Skip to main content

technology Mikhail Tereshchenko/Getty Images

The Data-Poor Lives of Adolescents

Will today's adolescents be healthy enough to lead tomorrow's world? To ensure that they are, their age group must be included in more policy discussions – and that means collecting the data needed to guide health-enhancing interventions.

SEATTLE – Data can save lives. Without it, we wouldn’t know that smoking causes lung cancer and coronary disease, that helmets reduce death rates for motorcycle accidents, and that better education for women improves child survival – and much else. Given the importance of reliable data, collecting it must be a high priority.

One area where data collection is particularly inadequate is adolescent health. People aged ten to 24 receive far less attention than other age groups. More broadly, as the new Lancet Commission on Adolescent Health and Wellbeing highlights, global health and social policy largely tends to ignore adolescent health.

In many ways, our future depends on the health of our adolescents. In low- and middle-income countries, there are more adolescents than ever before. And their health today will affect their future wellbeing, shaping their ability to earn a living, produce and raise healthy children, care for aging parents, and lead their societies toward peace and prosperity.

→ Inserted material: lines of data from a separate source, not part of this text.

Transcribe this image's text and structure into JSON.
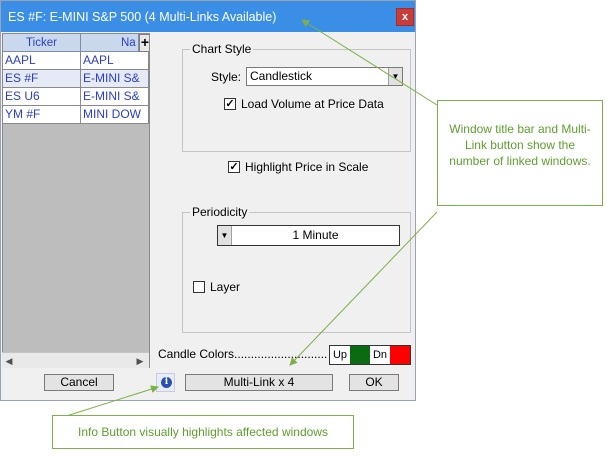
{
  "window": {
    "title": "ES #F: E-MINI S&P 500 (4 Multi-Links Available)",
    "close_label": "x"
  },
  "grid": {
    "columns": [
      "Ticker",
      "Na"
    ],
    "add_label": "+",
    "rows": [
      {
        "ticker": "AAPL",
        "name": "AAPL"
      },
      {
        "ticker": "ES #F",
        "name": "E-MINI S&"
      },
      {
        "ticker": "ES U6",
        "name": "E-MINI S&"
      },
      {
        "ticker": "YM #F",
        "name": "MINI DOW"
      }
    ],
    "scroll_left": "◀",
    "scroll_right": "▶"
  },
  "chart_style": {
    "group_title": "Chart Style",
    "style_label": "Style:",
    "style_value": "Candlestick",
    "load_volume_checked": true,
    "load_volume_label": "Load Volume at Price Data"
  },
  "highlight_price": {
    "checked": true,
    "label": "Highlight Price in Scale"
  },
  "periodicity": {
    "group_title": "Periodicity",
    "value": "1 Minute",
    "layer_checked": false,
    "layer_label": "Layer"
  },
  "candle_colors": {
    "label": "Candle Colors............................",
    "up_label": "Up",
    "up_color": "#0a6b12",
    "down_label": "Dn",
    "down_color": "#ff0000"
  },
  "buttons": {
    "cancel": "Cancel",
    "info": "i",
    "multilink": "Multi-Link x 4",
    "ok": "OK"
  },
  "callouts": {
    "title_bar_note": "Window title bar and Multi-Link button show the number of linked windows.",
    "info_note": "Info Button visually highlights affected windows"
  },
  "colors": {
    "title_bar": "#3a8ee6",
    "callout_border": "#7db04a",
    "callout_text": "#5e9e2e",
    "link_text": "#2b3fc6"
  }
}
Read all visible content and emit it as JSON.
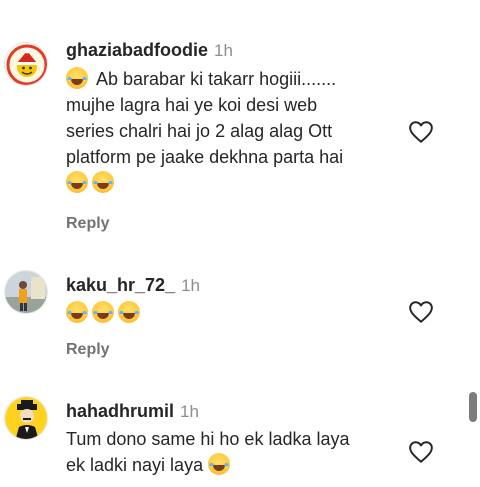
{
  "comments": [
    {
      "username": "ghaziabadfoodie",
      "time": "1h",
      "lines": [
        "Ab barabar ki takarr hogiii.......",
        "mujhe lagra hai ye koi desi web",
        "series chalri hai jo 2 alag alag Ott",
        "platform pe jaake dekhna parta hai"
      ],
      "reply_label": "Reply",
      "avatar_icon": "logo-avatar",
      "heart_icon": "heart-outline-icon"
    },
    {
      "username": "kaku_hr_72_",
      "time": "1h",
      "lines": [],
      "reply_label": "Reply",
      "avatar_icon": "photo-avatar",
      "heart_icon": "heart-outline-icon"
    },
    {
      "username": "hahadhrumil",
      "time": "1h",
      "lines": [
        "Tum dono same hi ho ek ladka laya",
        "ek ladki nayi laya"
      ],
      "avatar_icon": "cartoon-avatar",
      "heart_icon": "heart-outline-icon"
    }
  ],
  "emoji_name": "face-with-tears-of-joy"
}
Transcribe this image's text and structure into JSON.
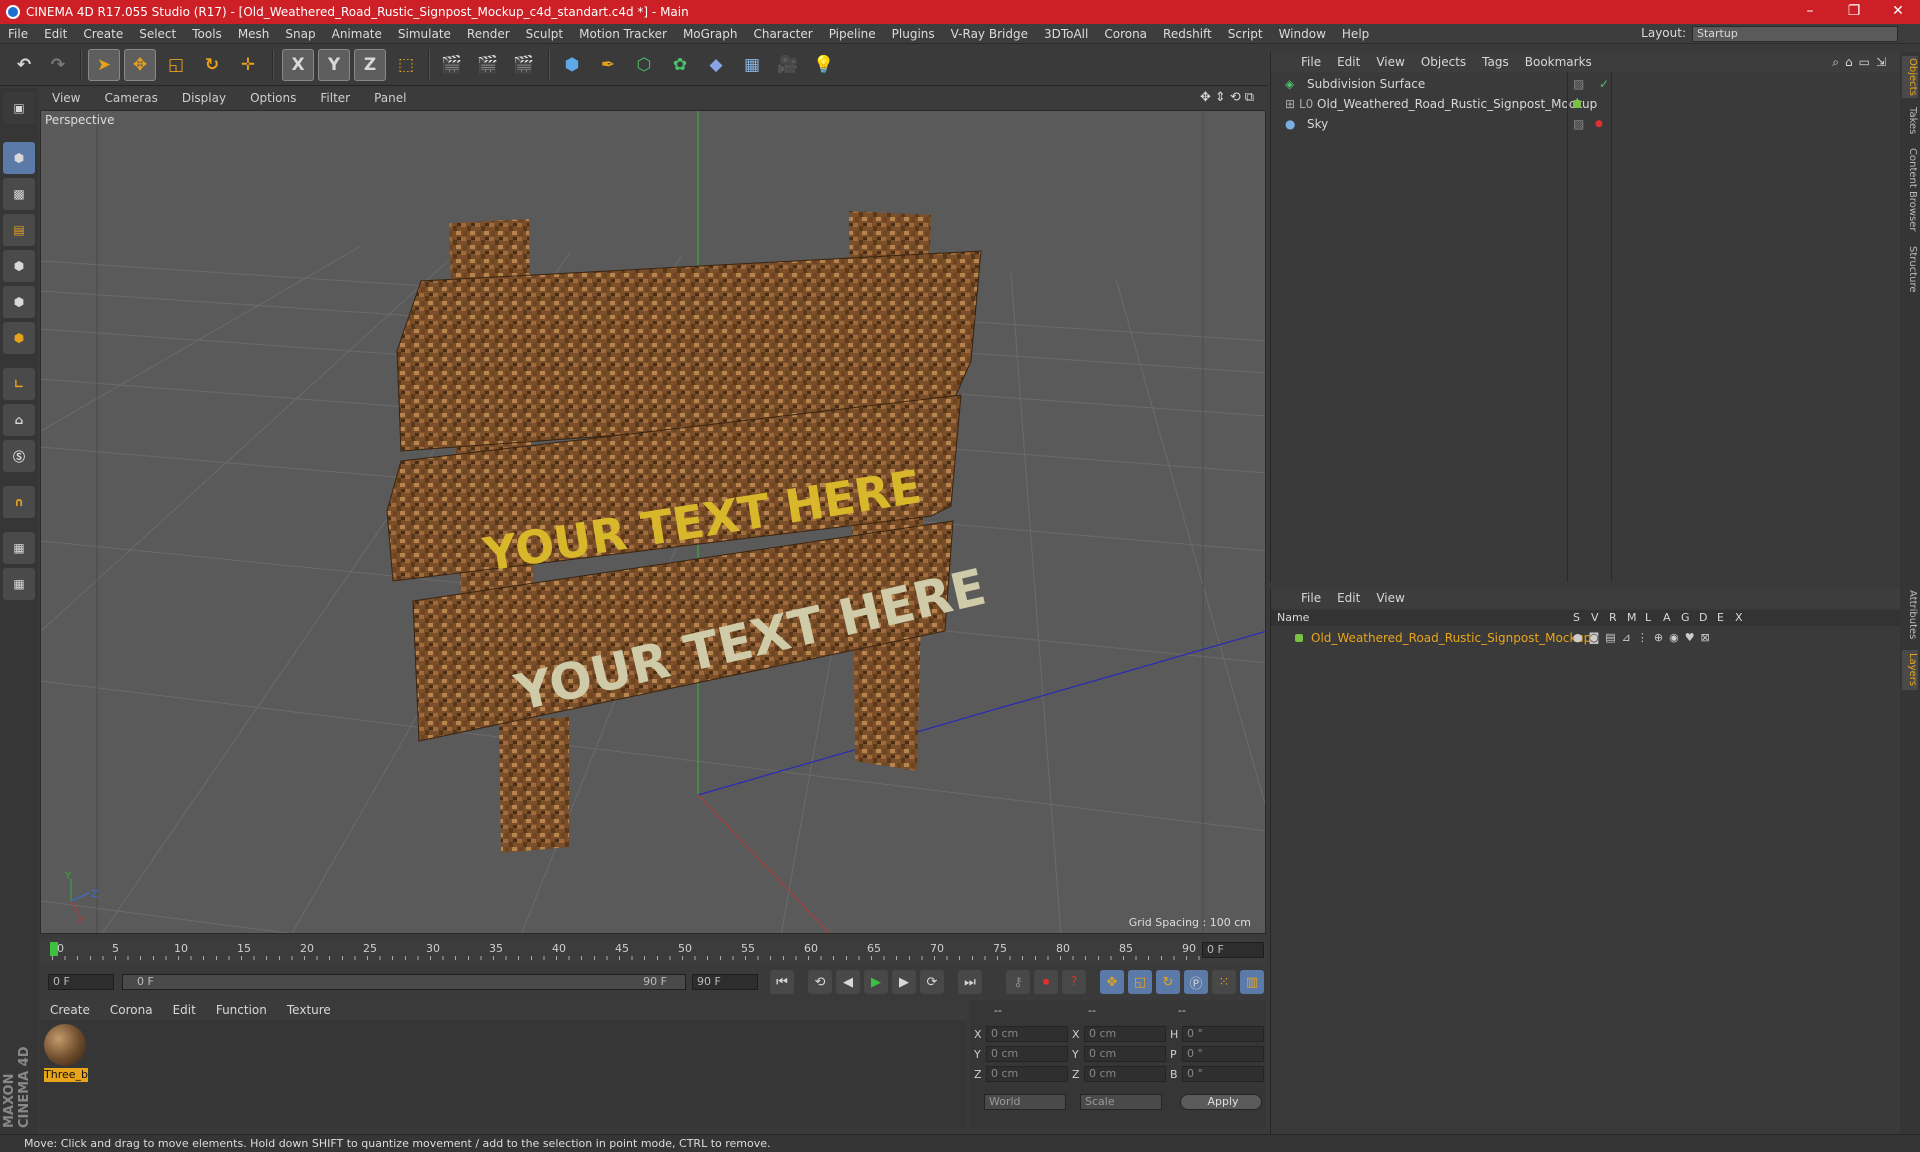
{
  "window": {
    "title": "CINEMA 4D R17.055 Studio (R17) - [Old_Weathered_Road_Rustic_Signpost_Mockup_c4d_standart.c4d *] - Main",
    "minimize": "–",
    "maximize": "❐",
    "close": "✕"
  },
  "menubar": {
    "items": [
      "File",
      "Edit",
      "Create",
      "Select",
      "Tools",
      "Mesh",
      "Snap",
      "Animate",
      "Simulate",
      "Render",
      "Sculpt",
      "Motion Tracker",
      "MoGraph",
      "Character",
      "Pipeline",
      "Plugins",
      "V-Ray Bridge",
      "3DToAll",
      "Corona",
      "Redshift",
      "Script",
      "Window",
      "Help"
    ],
    "layout_label": "Layout:",
    "layout_value": "Startup"
  },
  "toolbar": {
    "x_axis": "X",
    "y_axis": "Y",
    "z_axis": "Z"
  },
  "viewport": {
    "menu": [
      "View",
      "Cameras",
      "Display",
      "Options",
      "Filter",
      "Panel"
    ],
    "label": "Perspective",
    "grid_spacing": "Grid Spacing : 100 cm",
    "sign_text_middle": "YOUR TEXT HERE",
    "sign_text_bottom": "YOUR TEXT HERE",
    "axis_y": "Y",
    "axis_z": "Z",
    "axis_x": "X"
  },
  "timeline": {
    "ticks": [
      "0",
      "5",
      "10",
      "15",
      "20",
      "25",
      "30",
      "35",
      "40",
      "45",
      "50",
      "55",
      "60",
      "65",
      "70",
      "75",
      "80",
      "85",
      "90"
    ],
    "current_frame": "0 F"
  },
  "transport": {
    "start_field": "0 F",
    "range_start": "0 F",
    "range_end": "90 F",
    "end_field": "90 F"
  },
  "material_manager": {
    "menu": [
      "Create",
      "Corona",
      "Edit",
      "Function",
      "Texture"
    ],
    "material_name": "Three_b"
  },
  "coordinates": {
    "header": [
      "--",
      "--",
      "--"
    ],
    "rows": [
      {
        "l1": "X",
        "v1": "0 cm",
        "l2": "X",
        "v2": "0 cm",
        "l3": "H",
        "v3": "0 °"
      },
      {
        "l1": "Y",
        "v1": "0 cm",
        "l2": "Y",
        "v2": "0 cm",
        "l3": "P",
        "v3": "0 °"
      },
      {
        "l1": "Z",
        "v1": "0 cm",
        "l2": "Z",
        "v2": "0 cm",
        "l3": "B",
        "v3": "0 °"
      }
    ],
    "mode": "World",
    "scale": "Scale",
    "apply": "Apply"
  },
  "object_manager": {
    "menu": [
      "File",
      "Edit",
      "View",
      "Objects",
      "Tags",
      "Bookmarks"
    ],
    "objects": [
      {
        "name": "Subdivision Surface"
      },
      {
        "name": "Old_Weathered_Road_Rustic_Signpost_Mockup"
      },
      {
        "name": "Sky"
      }
    ]
  },
  "layer_manager": {
    "menu": [
      "File",
      "Edit",
      "View"
    ],
    "name_header": "Name",
    "col_headers": [
      "S",
      "V",
      "R",
      "M",
      "L",
      "A",
      "G",
      "D",
      "E",
      "X"
    ],
    "layer_name": "Old_Weathered_Road_Rustic_Signpost_Mockup"
  },
  "right_tabs": [
    "Objects",
    "Takes",
    "Content Browser",
    "Structure",
    "Attributes",
    "Layers"
  ],
  "status": "Move: Click and drag to move elements. Hold down SHIFT to quantize movement / add to the selection in point mode, CTRL to remove.",
  "branding": "MAXON CINEMA 4D",
  "colors": {
    "title_bar": "#cc1f26",
    "accent": "#e9a51a",
    "layer_green": "#7ac143"
  }
}
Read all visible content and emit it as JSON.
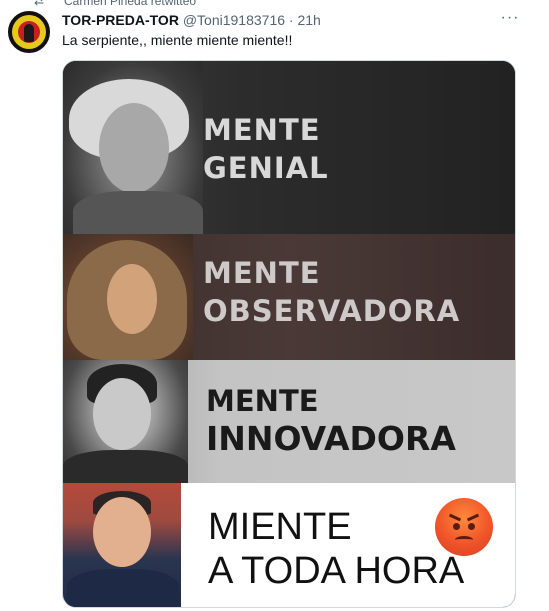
{
  "retweet": {
    "text": "Carmen Pineda retwitteó"
  },
  "tweet": {
    "display_name": "TOR-PREDA-TOR",
    "handle": "@Toni19183716",
    "separator": "·",
    "time": "21h",
    "more_icon": "···",
    "text": "La serpiente,, miente miente miente!!"
  },
  "media": {
    "panels": [
      {
        "line1": "MENTE",
        "line2": "GENIAL"
      },
      {
        "line1": "MENTE",
        "line2": "OBSERVADORA"
      },
      {
        "line1": "MENTE",
        "line2": "INNOVADORA"
      },
      {
        "line1": "MIENTE",
        "line2": "A TODA HORA"
      }
    ],
    "emoji": "angry-face-icon"
  }
}
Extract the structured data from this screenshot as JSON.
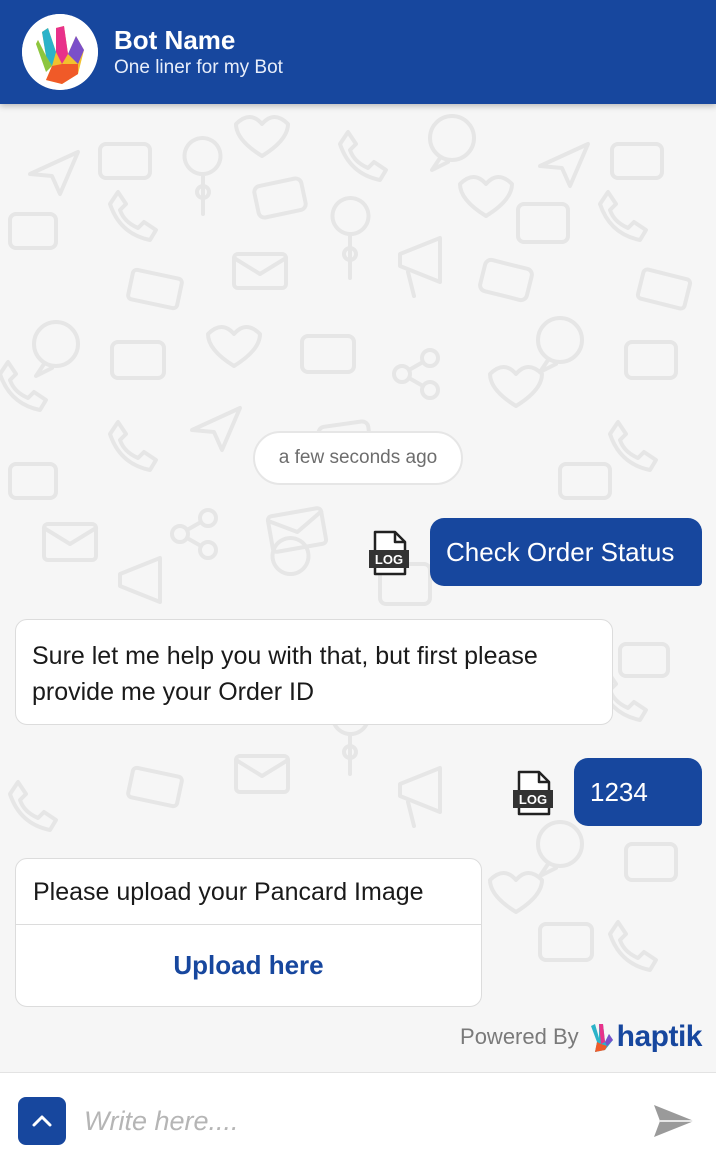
{
  "header": {
    "bot_name": "Bot Name",
    "subtitle": "One liner for my Bot",
    "background_color": "#17479e"
  },
  "timestamp": "a few seconds ago",
  "messages": [
    {
      "sender": "user",
      "text": "Check Order Status",
      "icon": "log-file-icon",
      "icon_label": "LOG"
    },
    {
      "sender": "bot",
      "text": "Sure let me help you with that, but first please provide me your Order ID"
    },
    {
      "sender": "user",
      "text": "1234",
      "icon": "log-file-icon",
      "icon_label": "LOG"
    },
    {
      "sender": "bot",
      "type": "card",
      "text": "Please upload your Pancard Image",
      "button_label": "Upload here"
    }
  ],
  "powered_by": {
    "label": "Powered By",
    "brand": "haptik"
  },
  "composer": {
    "placeholder": "Write here....",
    "menu_icon": "chevron-up-icon",
    "send_icon": "send-icon"
  },
  "colors": {
    "accent": "#17479e",
    "chat_background": "#f6f6f6"
  }
}
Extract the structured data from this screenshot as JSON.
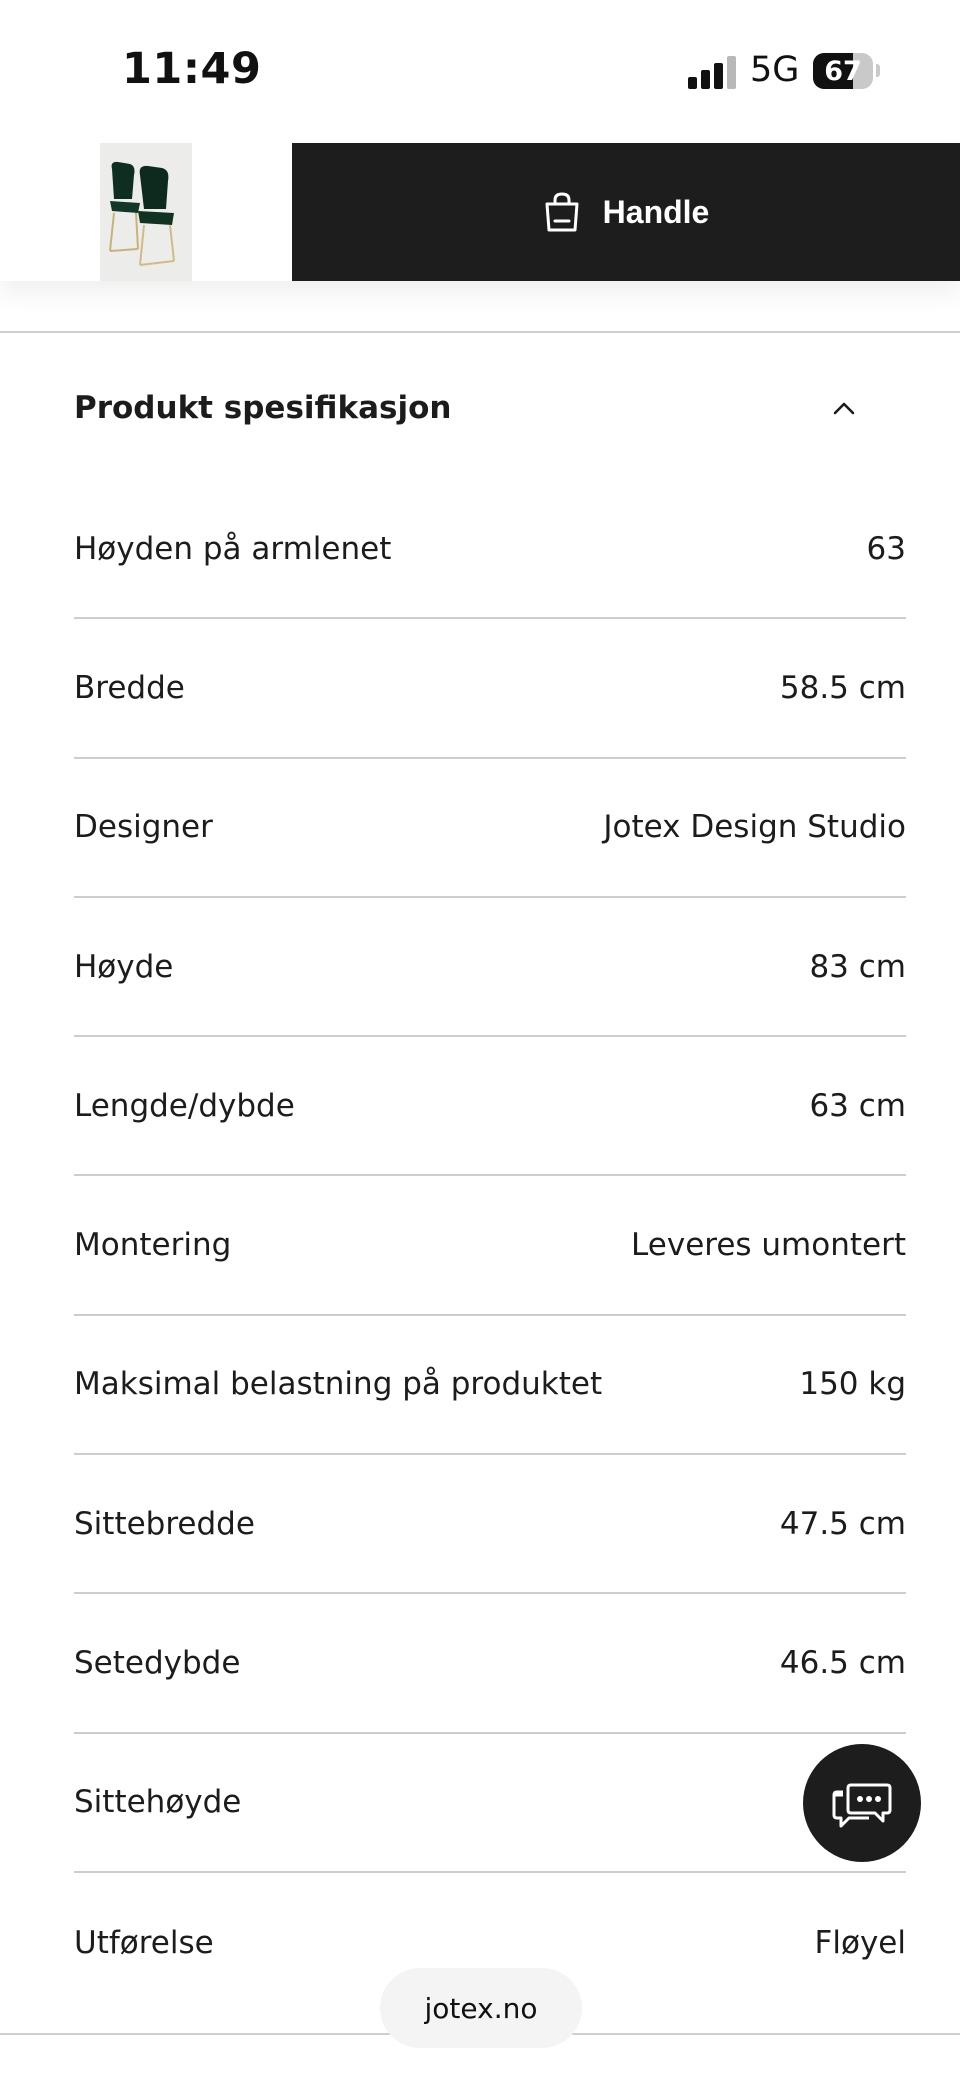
{
  "status_bar": {
    "time": "11:49",
    "network": "5G",
    "battery": "67",
    "battery_level": 0.67
  },
  "buy_bar": {
    "thumbnail_icon": "chair-thumbnail",
    "button_icon": "shopping-bag-icon",
    "button_label": "Handle",
    "button_color": "#1d1d1d"
  },
  "spec_section": {
    "title": "Produkt spesifikasjon",
    "toggle_icon": "chevron-up-icon",
    "rows": [
      {
        "label": "Høyden på armlenet",
        "value": "63"
      },
      {
        "label": "Bredde",
        "value": "58.5 cm"
      },
      {
        "label": "Designer",
        "value": "Jotex Design Studio"
      },
      {
        "label": "Høyde",
        "value": "83 cm"
      },
      {
        "label": "Lengde/dybde",
        "value": "63 cm"
      },
      {
        "label": "Montering",
        "value": "Leveres umontert"
      },
      {
        "label": "Maksimal belastning på produktet",
        "value": "150 kg"
      },
      {
        "label": "Sittebredde",
        "value": "47.5 cm"
      },
      {
        "label": "Setedybde",
        "value": "46.5 cm"
      },
      {
        "label": "Sittehøyde",
        "value": ""
      },
      {
        "label": "Utførelse",
        "value": "Fløyel"
      }
    ]
  },
  "chat": {
    "icon": "chat-bubbles-icon"
  },
  "browser": {
    "url": "jotex.no"
  }
}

We hope you're enjoying Project Syndicate.

To continue reading, subscribe now.

Subscribe

Get unlimited access to PS premium content, including in-depth commentaries, book reviews, exclusive interviews, On Point, the Big Picture, the PS Archive, and our annual year-ahead magazine.

https://prosyn.org/AZtXIXf;
  1. mallochbrown10_ANDREW MILLIGANAFPGetty Images_boris johnson cow Andrew Milligan/AFP/Getty Images

    Brexit House of Cards

    Mark Malloch-Brown

    Following British Prime Minister Boris Johnson's suspension of Parliament, and an appeals court ruling declaring that act unlawful, the United Kingdom finds itself in a state of political frenzy. With rational decision-making having become all but impossible, any new political agreement that emerges is likely to be both temporary and deeply flawed.

    0
  2. sufi2_getty Images_graph Getty Images

    Could Ultra-Low Interest Rates Be Contractionary?

    Ernest Liu, et al.

    Although low interest rates have traditionally been viewed as positive for economic growth because they encourage businesses to invest in enhancing productivity, this may not be the case. Instead, Ernest Liu, Amir Sufi, and Atif Mian contend, extremely low rates may lead to slower growth by increasing market concentration and thus weakening firms' incentive to boost productivity.

    4

Cookies and Privacy

We use cookies to improve your experience on our website. To find out more, read our updated Cookie policy, Privacy policy and Terms & Conditions